THE DIRECTOR of a top land management firm today welcomed the Scottish Government’s intentions on the Land Reform Bill, but warned that changes may not be fit for purpose, with the tax payer left to foot the bill.
Malcolm Taylor, director at Bell Ingram, urged decision makers to be aware of the various complexities and legalities on the subject and asked that more sector expertise be incorporated into the final Bill should it become law.
It follows The Scottish Government’s publication of “radical” proposals aimed at widening land ownership.
Speaking from the firm’s offices in Perth, Mr Taylor said: “We welcome the efforts of the Scottish Government to introduce a Land Reform Bill for the future management of Scotland’s land both rural and urban.
“However, there are concerns about the costs, the legal burdens and the complexities of the proposed reforms.
“It is easy to say that the ‘Devil is in the Detail’ but in this case it really is”.

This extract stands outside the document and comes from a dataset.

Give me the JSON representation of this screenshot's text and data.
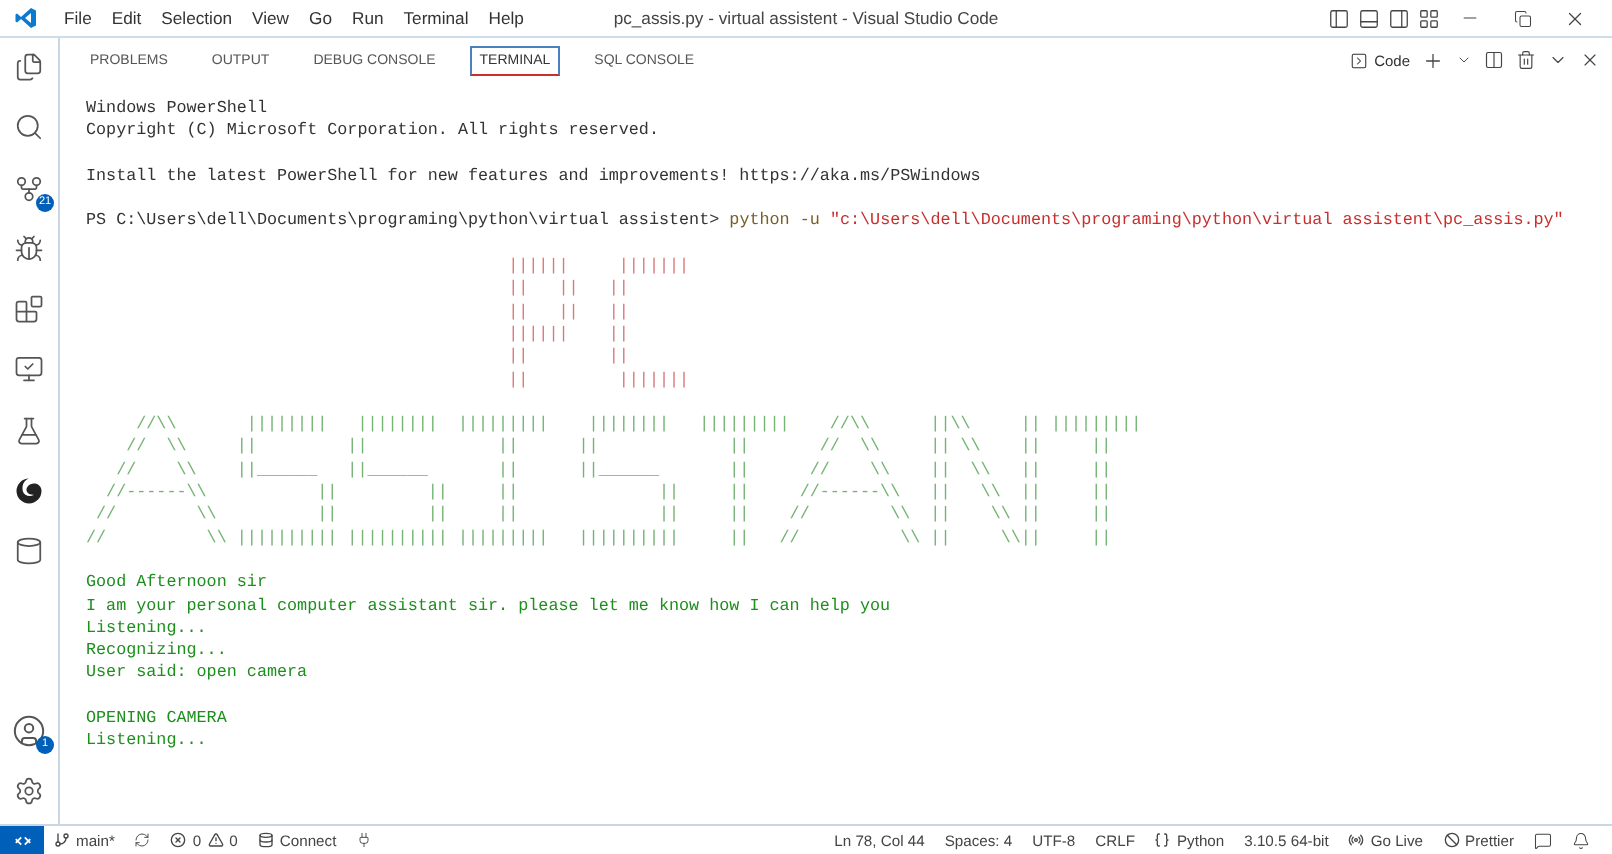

He added: “We are not convinced the full implications of the changes have been identified and weighed up against the benefits and we would hope that the correct level of consultation is carried out with the right subject matter experts – should this Bill be taken forward.
“Whatever the views individuals and groups have on Land Reform, there is no avoiding the issue that, as proposed, the contents of the Bill have significant costs attached, which the ordinary tax payer in Scotland will have to fund.
“It is also questionable if the proposals will actually deliver the Government’s vision. There is a real risk that the division between rural and urban land use and management will become greater.”
The Land Reform Bill proposes to change the 2003 Agricultural Holdings Act, establishing a new Modern Limited Duration Tenancy (MLDT), sweeping away the old Limited Duration Tenancy law.
The minimum duration is 10 years, with the opportunity to convert from a five-year SLDT (Short Limited Duration Tenancy) by agreement. The opportunity to have a five-year break clause may offer encouragement to new entrant letting and generally a simpler process for agreements to terminate.
Malcolm continued: “There is a clear inference that the involvement of lawyers and other professional advisors and agents is going to increase, which will ultimately increase the cost of owning and managing and indeed tenanting land in Scotland.
“The Agricultural Tenancy proposals in particular will place an even greater burden on the Land Court. Appeals and legal debate will only increase costs to both landlords and Tenants, and threaten to drive the gulf between some tenants and landlords even wider.
“The removal of the 5 year SLDT (Short Limited Duration Tenancies) to all but new entrants is a major concern and this will simply reduce the area of land available for let. What we need is for greater flexibility for agricultural tenancies.
“We welcome the proposal for an amnesty for tenant’s improvements, but the proposals for Assignation of Tenancies is, again, likely to increase the burden on the courts.
“We need a far more flexible system of letting land because as things stand we will not achieve a viable tenant farming sector which is what the politicians want.”
The Bill also proposes to end tax relief for shooting estates and force the sale of land if owners are blocking economic development.
Malcolm added: “We would question whether the Government has actually fully considered the full costs of appointing Commissioners and implementing its other proposals. We should not forget that sporting rates were suspended because of the cost of administering and collecting the rates.
“There are now fewer Assessors in Scotland and unless the Rating Legislation is altered it is unlikely that there will be any significant income from this proposal.”
Established over 116 years ago, Bell Ingram has 130 professional staff across 11 UK offices, including chartered surveyors, estate and forestry managers, architects, planners, GIS specialists and estate agents.